Input material:
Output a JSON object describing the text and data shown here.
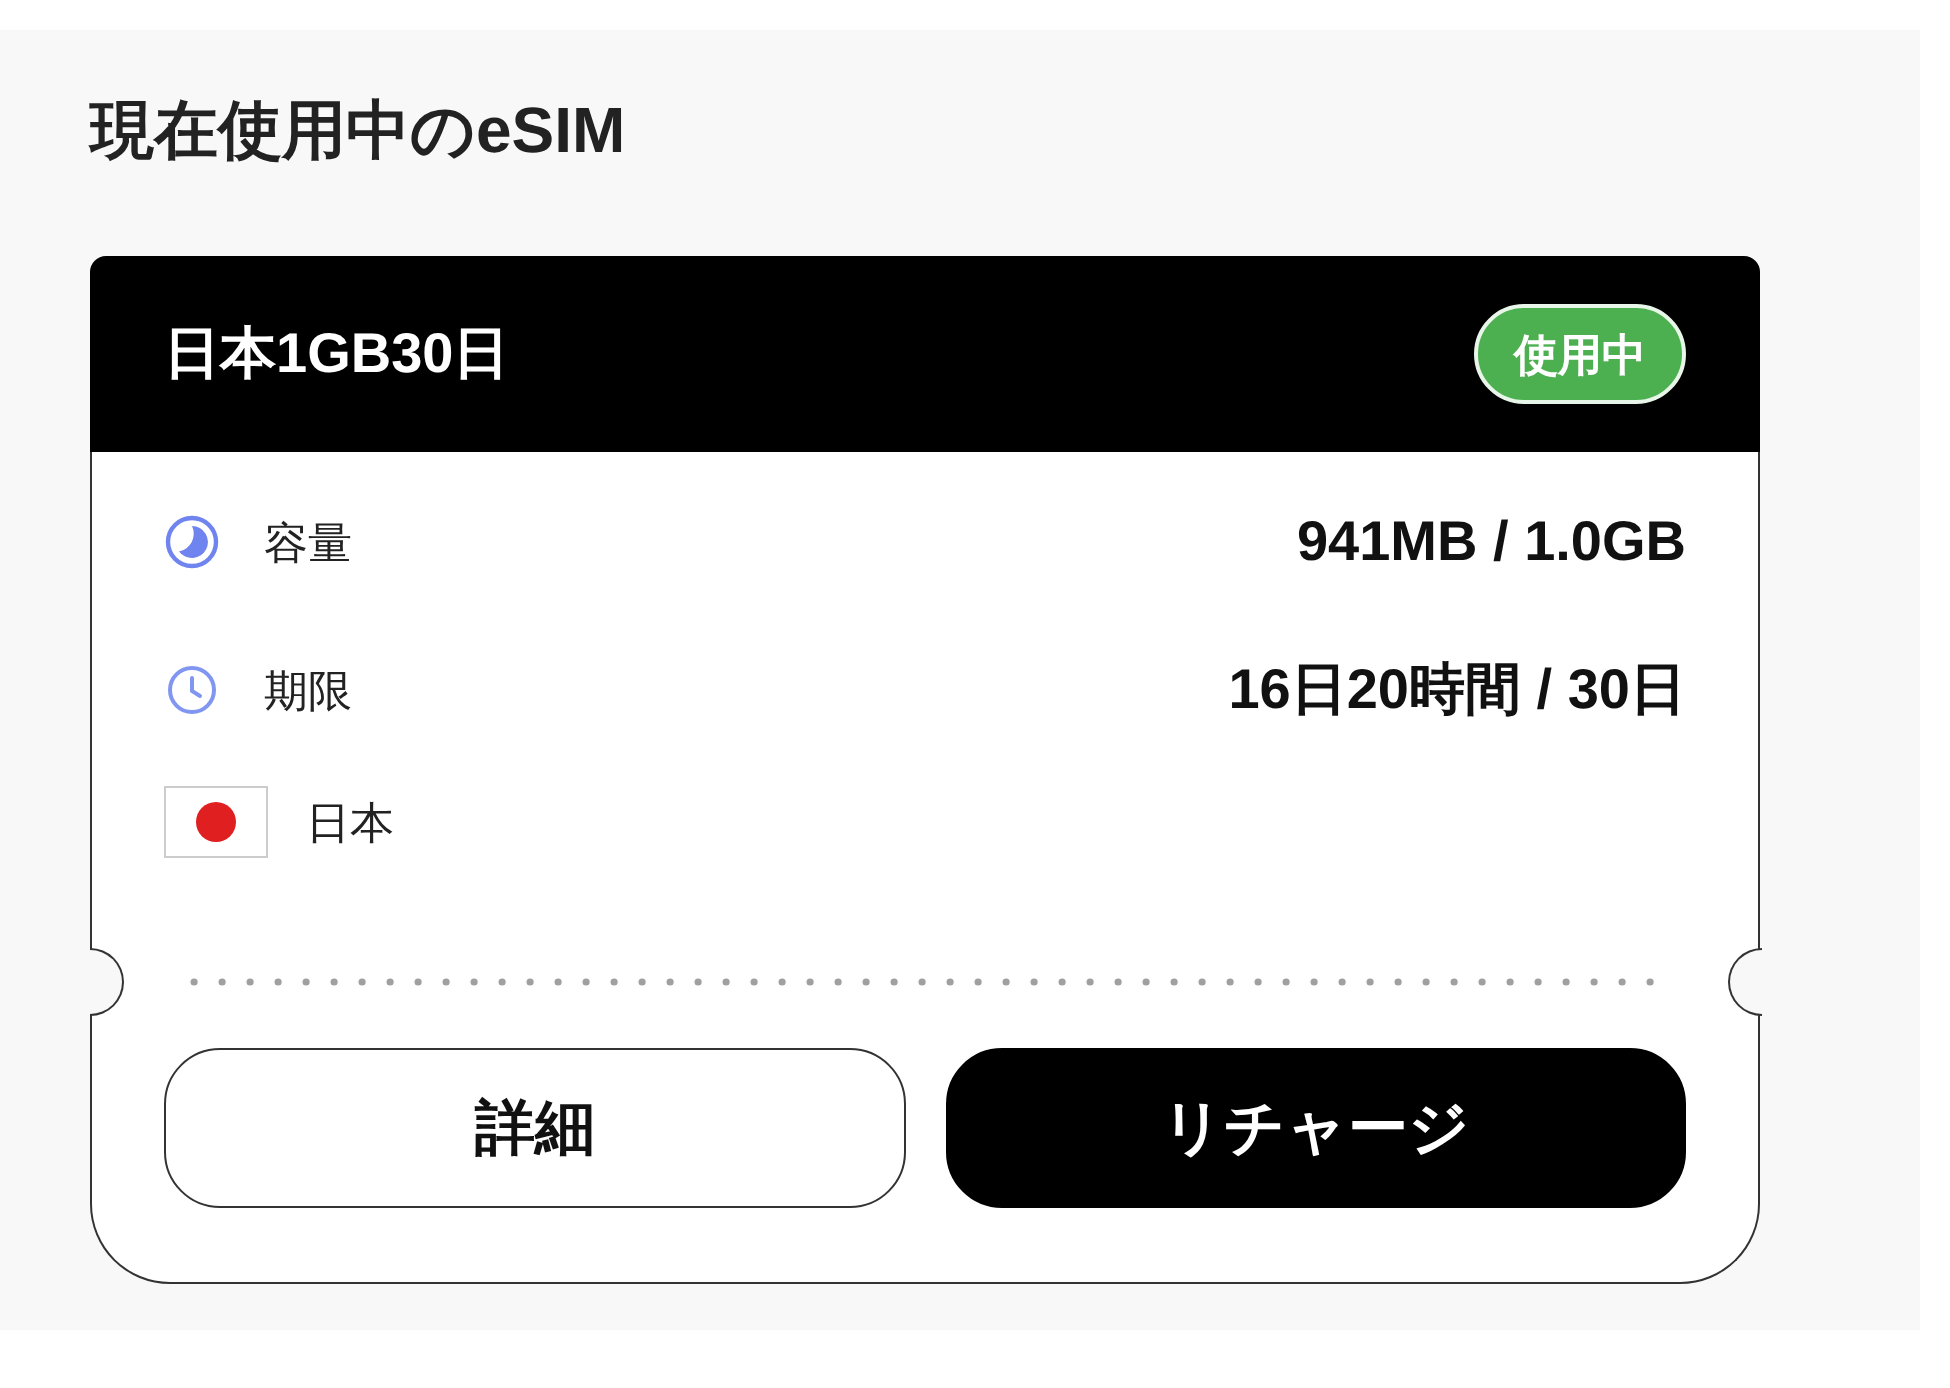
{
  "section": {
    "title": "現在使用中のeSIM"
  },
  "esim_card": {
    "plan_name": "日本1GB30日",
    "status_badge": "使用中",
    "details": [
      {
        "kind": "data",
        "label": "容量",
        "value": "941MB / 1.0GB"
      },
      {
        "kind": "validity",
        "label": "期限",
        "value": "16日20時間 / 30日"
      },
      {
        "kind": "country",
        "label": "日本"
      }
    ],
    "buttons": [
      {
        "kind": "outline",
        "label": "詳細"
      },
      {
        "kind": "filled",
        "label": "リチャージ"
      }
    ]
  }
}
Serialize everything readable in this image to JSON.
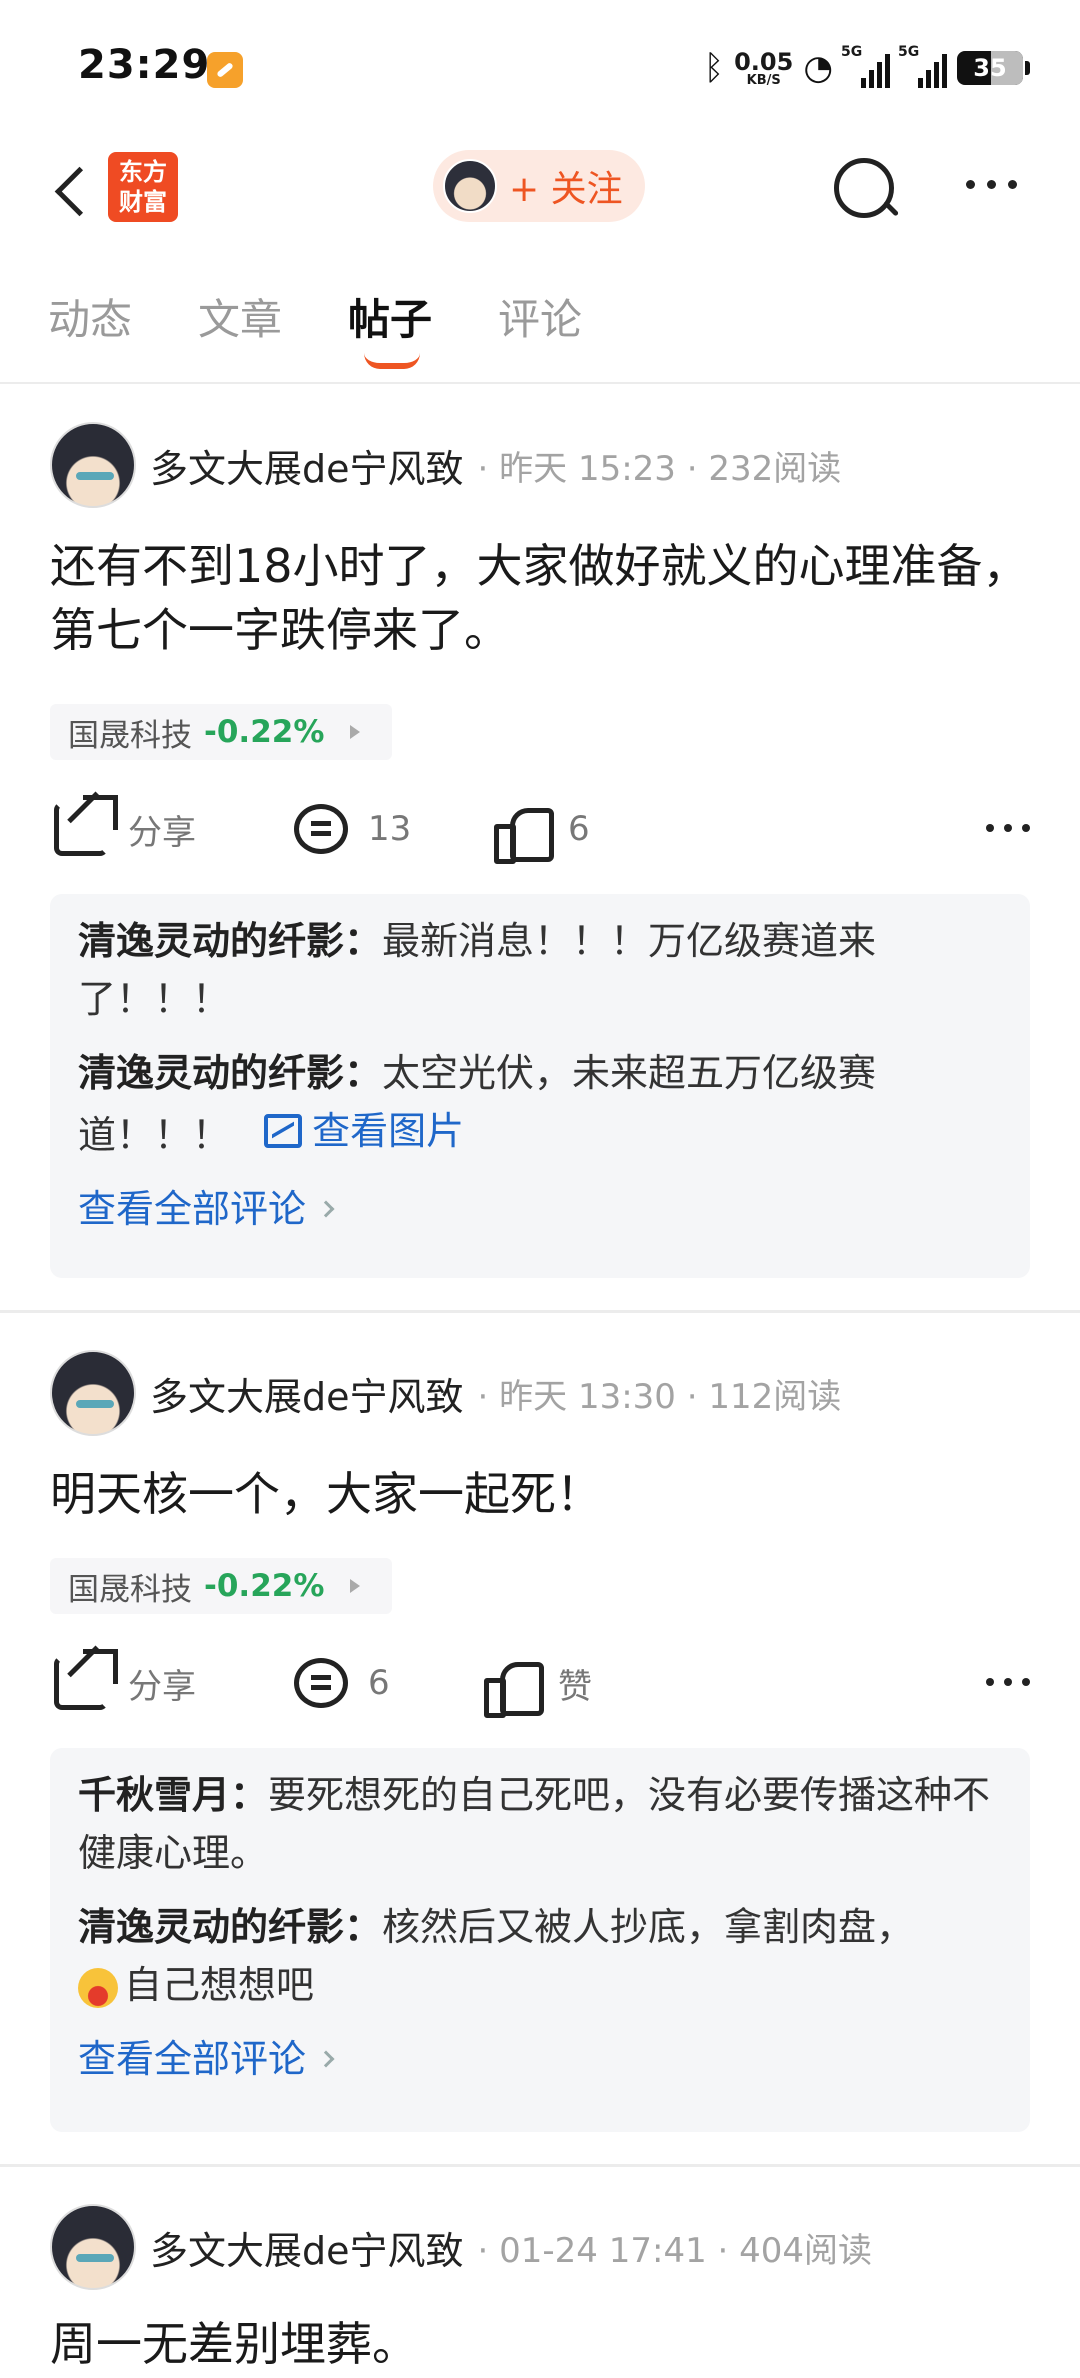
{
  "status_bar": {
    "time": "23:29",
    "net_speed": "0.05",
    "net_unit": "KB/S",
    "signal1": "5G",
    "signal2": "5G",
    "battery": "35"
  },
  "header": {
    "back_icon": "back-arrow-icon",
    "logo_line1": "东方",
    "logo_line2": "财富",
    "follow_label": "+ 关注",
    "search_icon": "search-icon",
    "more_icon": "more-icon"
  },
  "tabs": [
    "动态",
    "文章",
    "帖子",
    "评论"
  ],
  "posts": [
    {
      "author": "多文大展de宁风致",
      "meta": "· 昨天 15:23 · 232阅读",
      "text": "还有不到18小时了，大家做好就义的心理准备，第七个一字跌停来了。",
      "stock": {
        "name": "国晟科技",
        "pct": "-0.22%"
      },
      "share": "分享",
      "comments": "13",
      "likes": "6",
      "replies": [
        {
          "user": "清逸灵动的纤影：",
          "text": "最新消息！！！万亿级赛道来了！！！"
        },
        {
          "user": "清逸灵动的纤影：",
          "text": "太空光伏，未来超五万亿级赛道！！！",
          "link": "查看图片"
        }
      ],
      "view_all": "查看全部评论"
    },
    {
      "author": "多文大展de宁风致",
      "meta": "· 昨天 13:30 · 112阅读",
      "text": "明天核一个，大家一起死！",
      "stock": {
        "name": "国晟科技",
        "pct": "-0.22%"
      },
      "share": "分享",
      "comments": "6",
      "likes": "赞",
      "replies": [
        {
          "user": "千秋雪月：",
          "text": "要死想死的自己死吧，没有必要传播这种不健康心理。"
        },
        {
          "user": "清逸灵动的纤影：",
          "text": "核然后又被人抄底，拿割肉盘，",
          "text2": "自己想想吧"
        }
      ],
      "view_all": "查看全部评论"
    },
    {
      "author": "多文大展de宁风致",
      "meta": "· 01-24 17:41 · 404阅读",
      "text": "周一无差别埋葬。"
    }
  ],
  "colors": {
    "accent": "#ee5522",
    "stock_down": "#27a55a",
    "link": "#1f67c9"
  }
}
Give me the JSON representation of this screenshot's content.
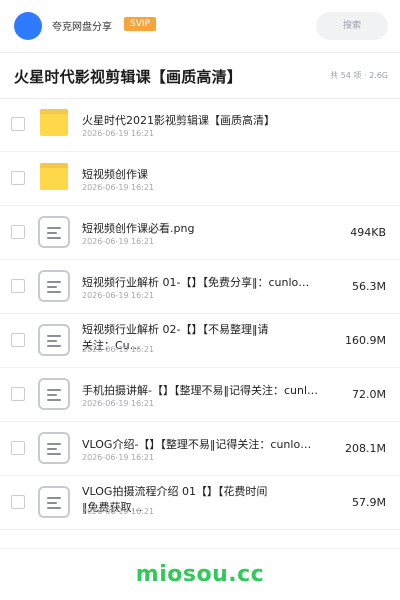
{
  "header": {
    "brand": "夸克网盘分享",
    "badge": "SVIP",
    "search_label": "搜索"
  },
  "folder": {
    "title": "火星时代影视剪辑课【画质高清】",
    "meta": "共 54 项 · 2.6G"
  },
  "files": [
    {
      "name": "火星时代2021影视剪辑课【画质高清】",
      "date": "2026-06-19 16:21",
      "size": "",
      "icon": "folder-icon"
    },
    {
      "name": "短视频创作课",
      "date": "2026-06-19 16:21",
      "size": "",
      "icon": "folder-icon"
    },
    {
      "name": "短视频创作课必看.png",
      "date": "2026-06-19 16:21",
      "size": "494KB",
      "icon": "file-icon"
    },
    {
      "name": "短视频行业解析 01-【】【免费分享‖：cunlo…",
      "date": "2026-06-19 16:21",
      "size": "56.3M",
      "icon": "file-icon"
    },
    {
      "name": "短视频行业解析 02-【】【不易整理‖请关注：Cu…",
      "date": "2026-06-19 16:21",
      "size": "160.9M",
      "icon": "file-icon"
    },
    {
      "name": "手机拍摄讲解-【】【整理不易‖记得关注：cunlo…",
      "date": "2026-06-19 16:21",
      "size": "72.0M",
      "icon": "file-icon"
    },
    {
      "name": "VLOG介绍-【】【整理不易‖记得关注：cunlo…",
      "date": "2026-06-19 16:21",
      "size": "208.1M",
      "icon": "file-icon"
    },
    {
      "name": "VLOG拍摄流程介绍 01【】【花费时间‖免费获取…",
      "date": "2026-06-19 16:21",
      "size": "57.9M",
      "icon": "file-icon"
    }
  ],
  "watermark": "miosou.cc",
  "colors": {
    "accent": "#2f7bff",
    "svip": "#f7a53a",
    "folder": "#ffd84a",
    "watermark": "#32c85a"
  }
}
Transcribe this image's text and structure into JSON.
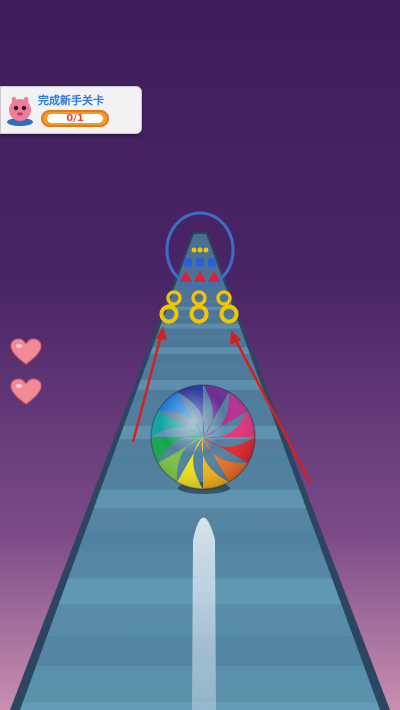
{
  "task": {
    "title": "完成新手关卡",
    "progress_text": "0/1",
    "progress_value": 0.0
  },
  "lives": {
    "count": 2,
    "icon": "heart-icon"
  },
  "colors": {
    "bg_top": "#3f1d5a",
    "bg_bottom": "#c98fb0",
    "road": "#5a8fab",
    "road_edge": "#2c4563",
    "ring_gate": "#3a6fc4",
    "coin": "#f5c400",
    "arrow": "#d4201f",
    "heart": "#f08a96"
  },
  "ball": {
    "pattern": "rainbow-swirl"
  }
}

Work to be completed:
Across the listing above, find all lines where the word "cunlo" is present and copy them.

Answer to this task:
      "name": "短视频行业解析 01-【】【免费分享‖：cunlo…",
      "name": "手机拍摄讲解-【】【整理不易‖记得关注：cunlo…",
      "name": "VLOG介绍-【】【整理不易‖记得关注：cunlo…",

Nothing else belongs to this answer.